The festival began Wednesday with a memorial colloquium for T. Viswanathan, who brought the festival to Wesleyan in the 1970s and oversaw its ascendance to a nexus of traditional Indian culture in the western hemisphere. A panel made up of his former students including Music Department professors B. Balasubrahmaniyan and David Nelson talked about his time at Wesleyan and his effect on the community.
Thursday night continued the festival on a more jubilant note with Henna and Chaat in Olin. Elaborate and beautiful henna art met delicious Indian street food (fun fact: translated, chaat means “to lick”). This gathering was sponsored and organized by Shakti, Wesleyan’s South Asian Students Association.
If you missed either of these events, fear not: the festival runs through Sunday, and the headlining events are yet to come.
Friday, October 19
Friday night kicks off the performances with a vocal concert by B. Balasubrahmaniyan in Crowell Concert Hall at 8 p.m. He will perform traditional music of South India with David Nelson on mridangam, a type of Indian drum made of jackfruit wood and moistened leather also known as the “Instrument of the Gods,” and L. Ramakrishnan on violin. Joseph Getter will give a talk before the concert at 7:15 p.m. about the music of festival founder T. Viswanathan.
Saturday, October 20
T.V. Sankaranarayanan is one of the top performers of Carnatic music, a type of Indian classical music more vocally centered than its Hindustani counterpart. The winner of numerous honors (including the Padma Bhushan, the third highest civilian award in India) for his emotionally rich and technically precise singing, Sankaranarayanan will perform at 7 p.m. in Crowell on Saturday alongside Thiruvarur Bakthavathsalam on mridangam and Vittal Ramamurthy on violin.
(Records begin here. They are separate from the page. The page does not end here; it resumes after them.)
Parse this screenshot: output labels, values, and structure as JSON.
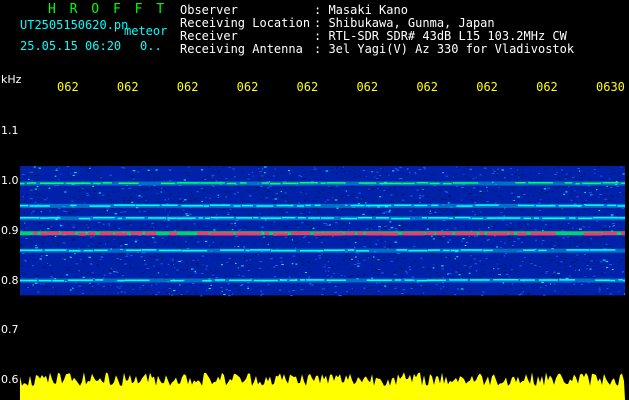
{
  "header": {
    "app_title": "H R O F F T",
    "filename": "UT2505150620.pn",
    "mode": "meteor",
    "datetime": "25.05.15 06:20",
    "count": "0..",
    "info": [
      {
        "label": "Observer",
        "value": ": Masaki Kano"
      },
      {
        "label": "Receiving Location",
        "value": ": Shibukawa, Gunma, Japan"
      },
      {
        "label": "Receiver",
        "value": ": RTL-SDR SDR# 43dB L15 103.2MHz CW"
      },
      {
        "label": "Receiving Antenna",
        "value": ": 3el Yagi(V) Az 330 for Vladivostok"
      }
    ]
  },
  "colors": {
    "background": "#000000",
    "title": "#00ff00",
    "meta": "#00ffff",
    "info_text": "#ffffff",
    "time_ticks": "#ffff00",
    "signal_peak": "#ff3366",
    "signal_high": "#00ff66",
    "signal_mid": "#00ffff",
    "noise_floor": "#0022aa",
    "amplitude_trace": "#ffff00"
  },
  "chart_data": {
    "type": "heatmap",
    "ylabel": "kHz",
    "yticks": [
      "1.1",
      "1.0",
      "0.9",
      "0.8",
      "0.7",
      "0.6"
    ],
    "xticks": [
      "062",
      "062",
      "062",
      "062",
      "062",
      "062",
      "062",
      "062",
      "062",
      "0630"
    ],
    "ylim": [
      0.6,
      1.15
    ],
    "signal_lines_khz": [
      {
        "freq": 0.895,
        "strength": "peak"
      },
      {
        "freq": 0.995,
        "strength": "high"
      },
      {
        "freq": 0.86,
        "strength": "mid"
      },
      {
        "freq": 0.8,
        "strength": "mid"
      },
      {
        "freq": 0.95,
        "strength": "mid"
      },
      {
        "freq": 0.925,
        "strength": "mid"
      }
    ],
    "noise_band_khz": [
      0.77,
      1.03
    ],
    "amplitude_trace": "bottom"
  }
}
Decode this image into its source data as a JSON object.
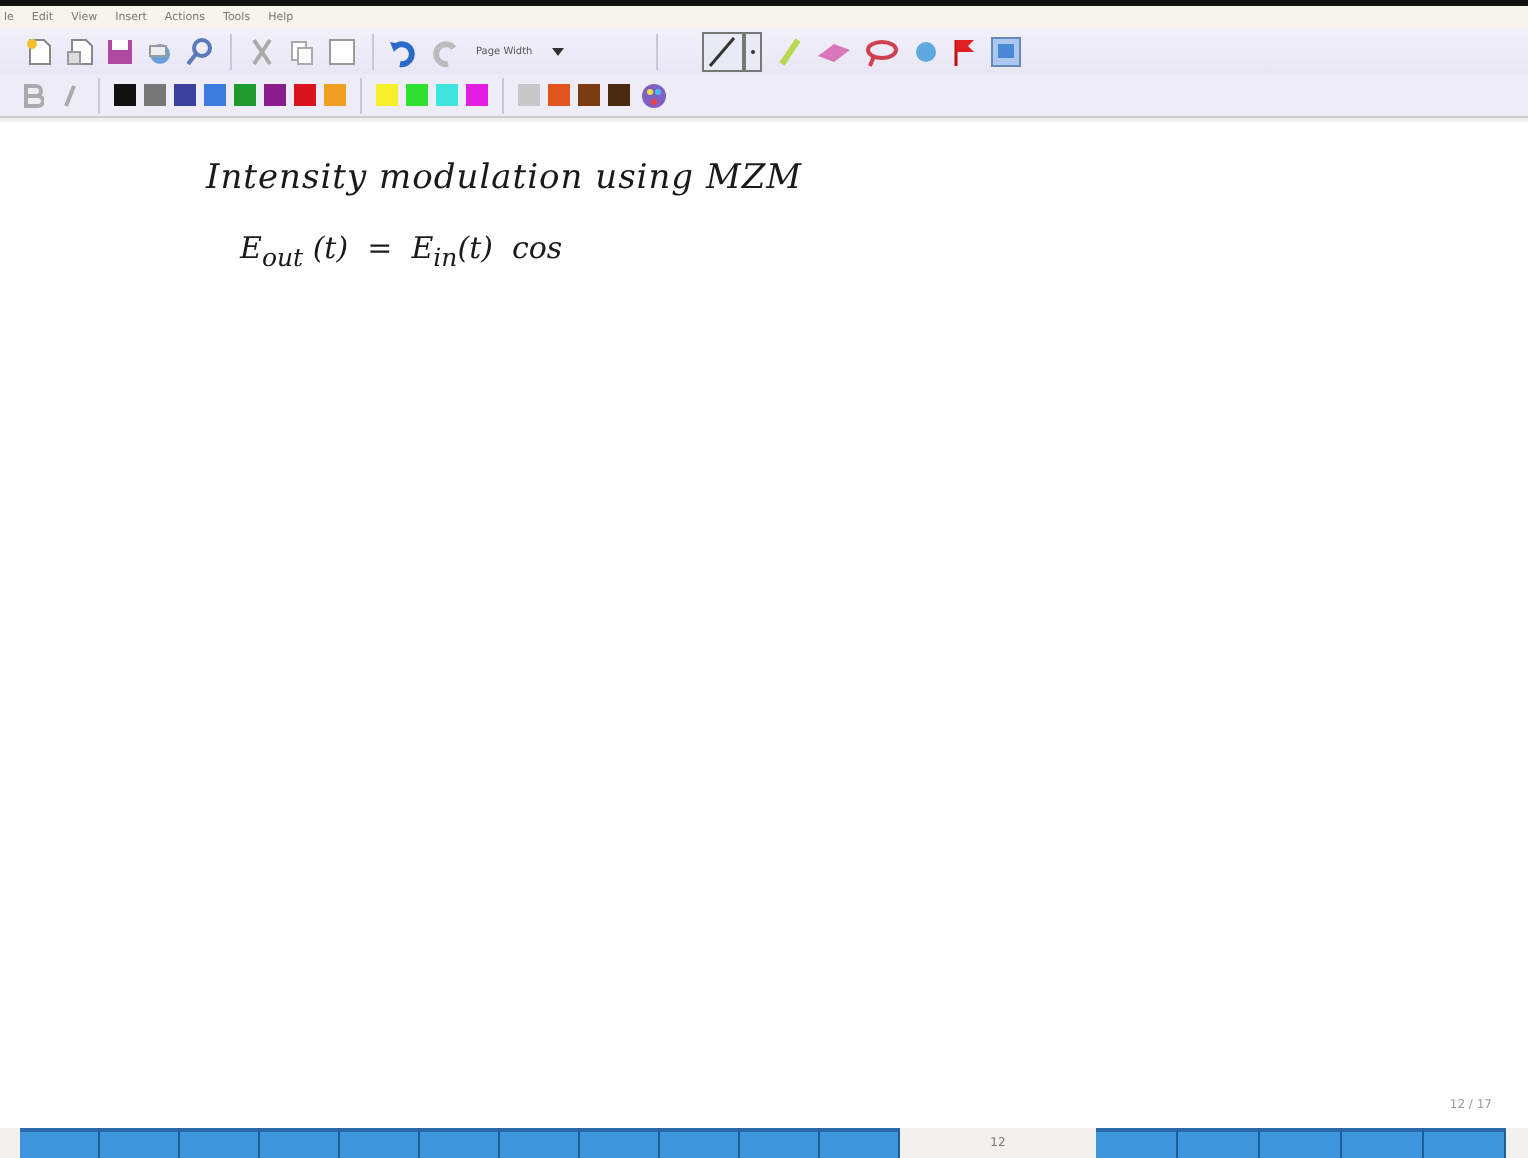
{
  "menu_bar": [
    "le",
    "Edit",
    "View",
    "Insert",
    "Actions",
    "Tools",
    "Help"
  ],
  "toolbar": {
    "zoom_dropdown": "Page Width"
  },
  "pen_colors": [
    {
      "color": "#111111"
    },
    {
      "color": "#777777"
    },
    {
      "color": "#3b3f9e"
    },
    {
      "color": "#3d7de0"
    },
    {
      "color": "#1f9a2e"
    },
    {
      "color": "#8a1d8e"
    },
    {
      "color": "#d8141c"
    },
    {
      "color": "#f0a020"
    },
    {
      "color": "#f6f02a"
    },
    {
      "color": "#2fe02f"
    },
    {
      "color": "#3fe6e0"
    },
    {
      "color": "#e21fe0"
    },
    {
      "color": "#c8c8c8"
    },
    {
      "color": "#e2561c"
    },
    {
      "color": "#7a3b12"
    },
    {
      "color": "#4a2a10"
    }
  ],
  "note": {
    "lines": [
      "Intensity modulation using MZM",
      "E$_{out}$ (t)  =  E$_{in}$(t)  cos"
    ]
  },
  "page_number": "12 / 17",
  "page_strip": {
    "label": "12"
  }
}
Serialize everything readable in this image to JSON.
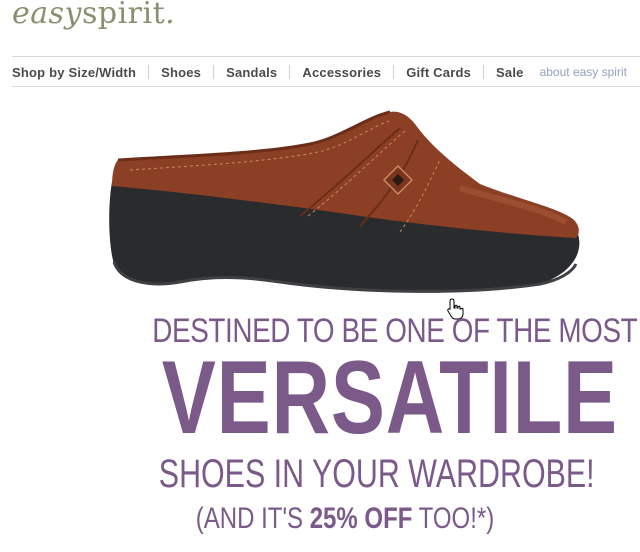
{
  "brand": {
    "logo_easy": "easy",
    "logo_spirit": "spirit",
    "logo_dot": ".",
    "color": "#8c8f6e"
  },
  "nav": {
    "items": [
      "Shop by Size/Width",
      "Shoes",
      "Sandals",
      "Accessories",
      "Gift Cards",
      "Sale"
    ],
    "about": "about easy spirit"
  },
  "hero": {
    "image": "brown-leather-clog-shoe",
    "cursor_icon": "hand-pointer-icon"
  },
  "promo": {
    "line1": "DESTINED TO BE ONE OF THE MOST",
    "line2": "VERSATILE",
    "line3": "SHOES IN YOUR WARDROBE!",
    "line4_prefix": "(AND IT'S ",
    "line4_bold": "25% OFF",
    "line4_suffix": " TOO!*)",
    "color": "#7b5a8a"
  }
}
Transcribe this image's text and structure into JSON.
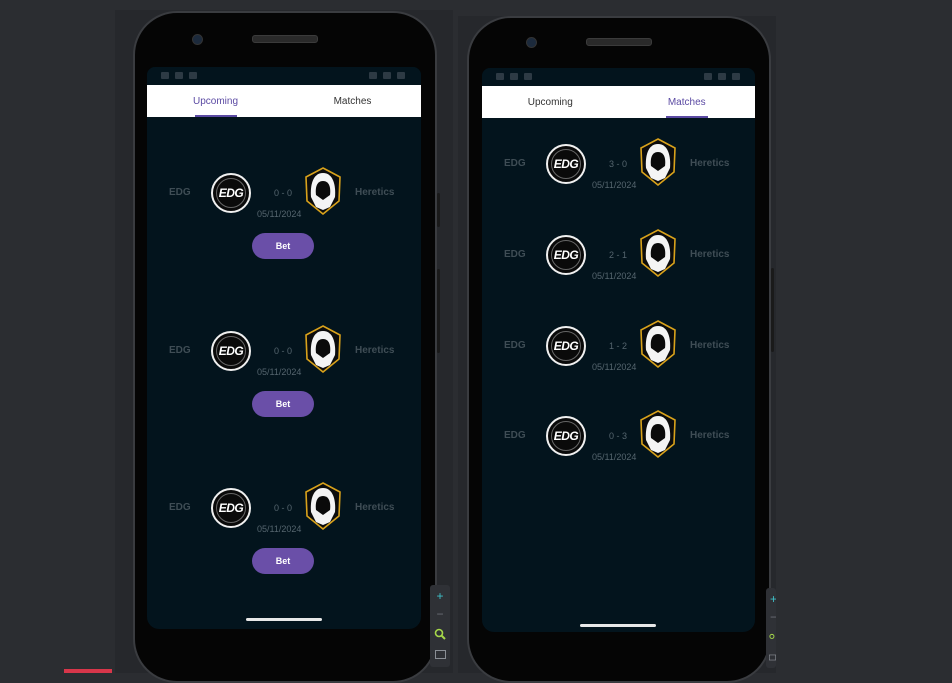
{
  "left_phone": {
    "tabs": [
      {
        "label": "Upcoming",
        "active": true
      },
      {
        "label": "Matches",
        "active": false
      }
    ],
    "matches": [
      {
        "team_a": "EDG",
        "team_b": "Heretics",
        "score": "0 - 0",
        "date": "05/11/2024",
        "bet_label": "Bet"
      },
      {
        "team_a": "EDG",
        "team_b": "Heretics",
        "score": "0 - 0",
        "date": "05/11/2024",
        "bet_label": "Bet"
      },
      {
        "team_a": "EDG",
        "team_b": "Heretics",
        "score": "0 - 0",
        "date": "05/11/2024",
        "bet_label": "Bet"
      }
    ]
  },
  "right_phone": {
    "tabs": [
      {
        "label": "Upcoming",
        "active": false
      },
      {
        "label": "Matches",
        "active": true
      }
    ],
    "matches": [
      {
        "team_a": "EDG",
        "team_b": "Heretics",
        "score": "3 - 0",
        "date": "05/11/2024"
      },
      {
        "team_a": "EDG",
        "team_b": "Heretics",
        "score": "2 - 1",
        "date": "05/11/2024"
      },
      {
        "team_a": "EDG",
        "team_b": "Heretics",
        "score": "1 - 2",
        "date": "05/11/2024"
      },
      {
        "team_a": "EDG",
        "team_b": "Heretics",
        "score": "0 - 3",
        "date": "05/11/2024"
      }
    ]
  },
  "logos": {
    "edg_text": "EDG"
  },
  "zoom_panel": {
    "plus": "+",
    "minus": "−"
  },
  "colors": {
    "screen_bg": "#03141d",
    "accent": "#5b4aa3",
    "bet_button": "#6a4fa8",
    "heretics_gold": "#d9a21b"
  }
}
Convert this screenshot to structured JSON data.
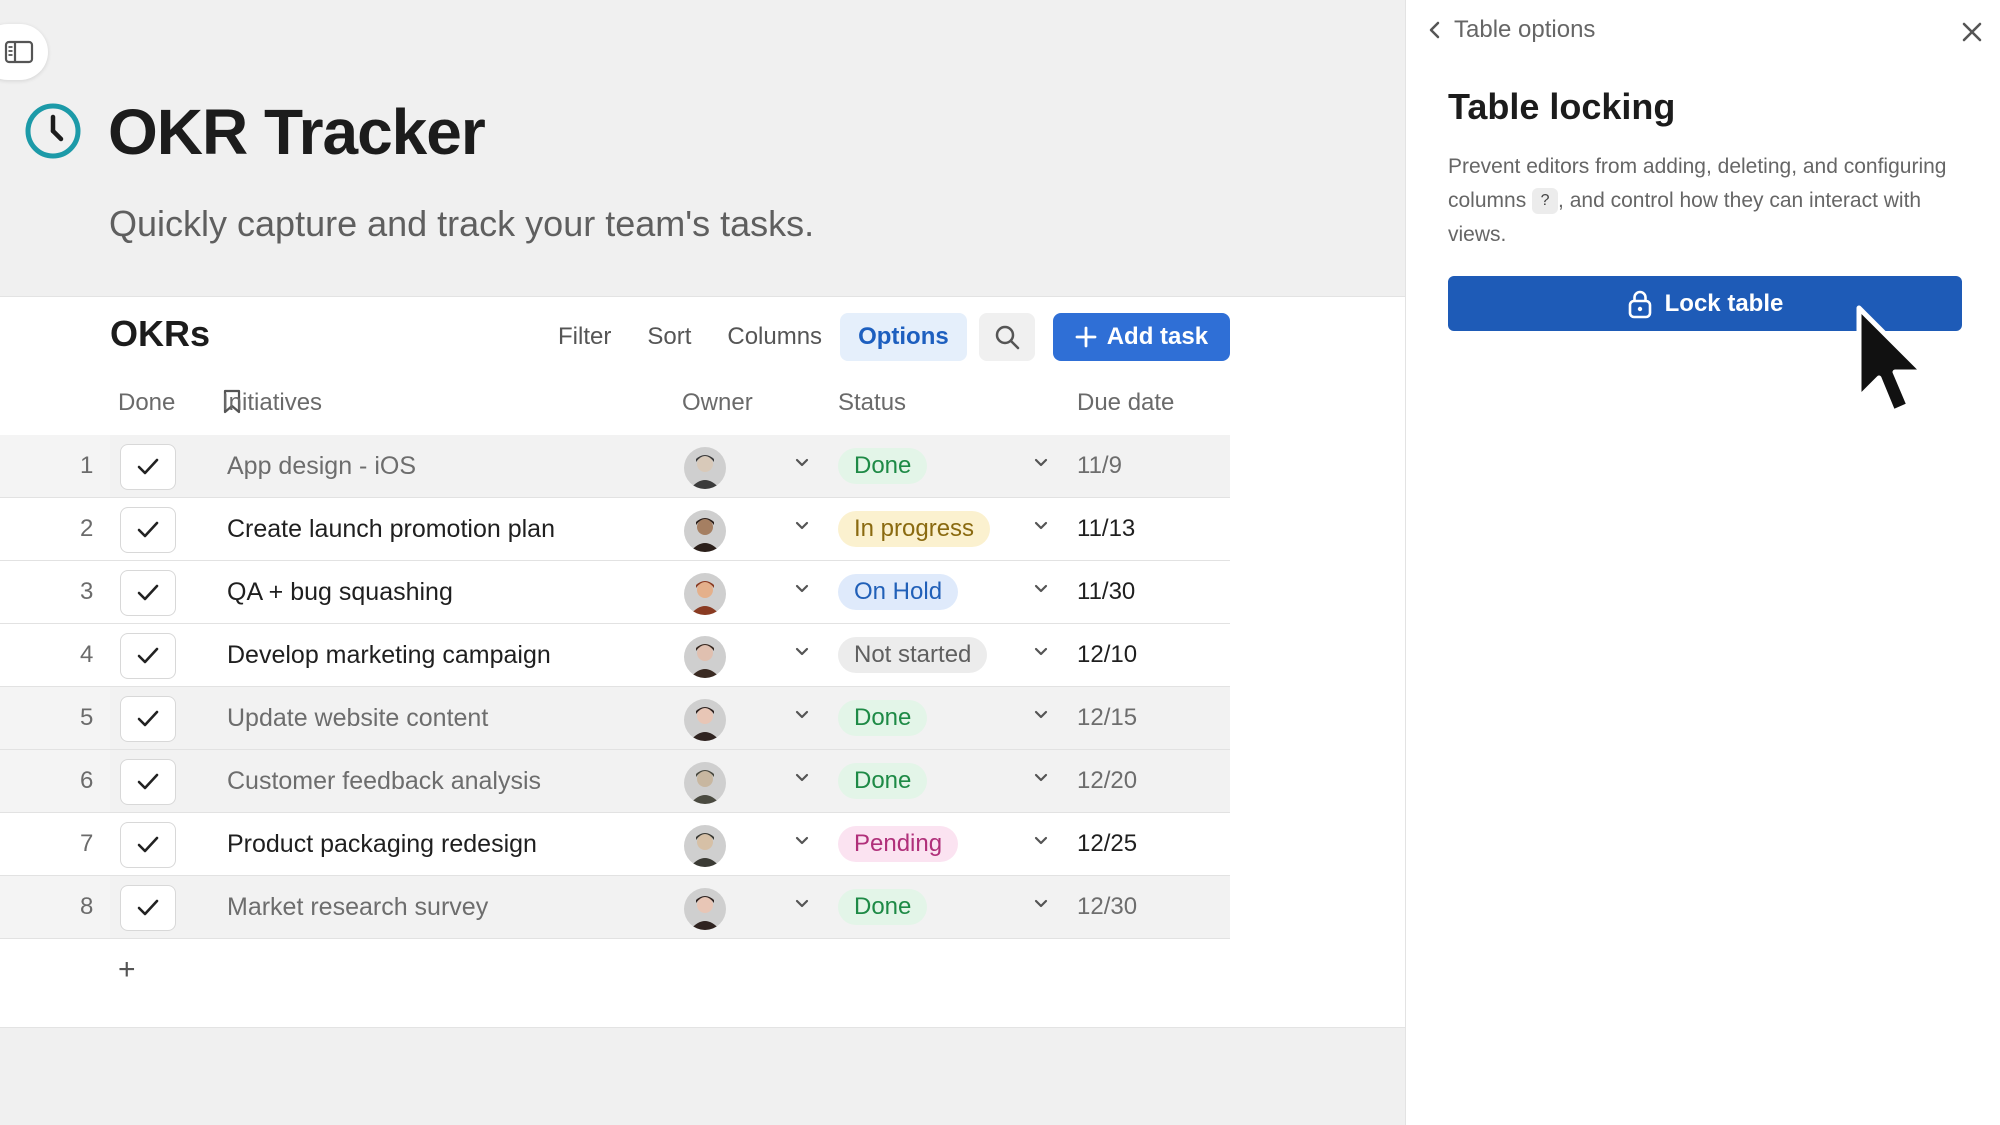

Sunday, October 21
Sunday brings a double whammy of Indian culture and dance. At 11 a.m., A. V. Srinivasan will lead Saraswati Puja, a religious ceremony that worships the Hindu goddess of knowledge, music, and art. It marks a great day to embark on new personal journeys and projects, so head to World Music Hall for some spiritual motivation. The festival closes with a performance by Rama Vaidyanathan, a leading figure in the “bharata natyam” form of dance noted last fall in the New York Times as a rare unifier of the angular and emotional sides of Indian classical dance. It should be a thrilling, sensual, and emotional conclusion to a wonderful weekend.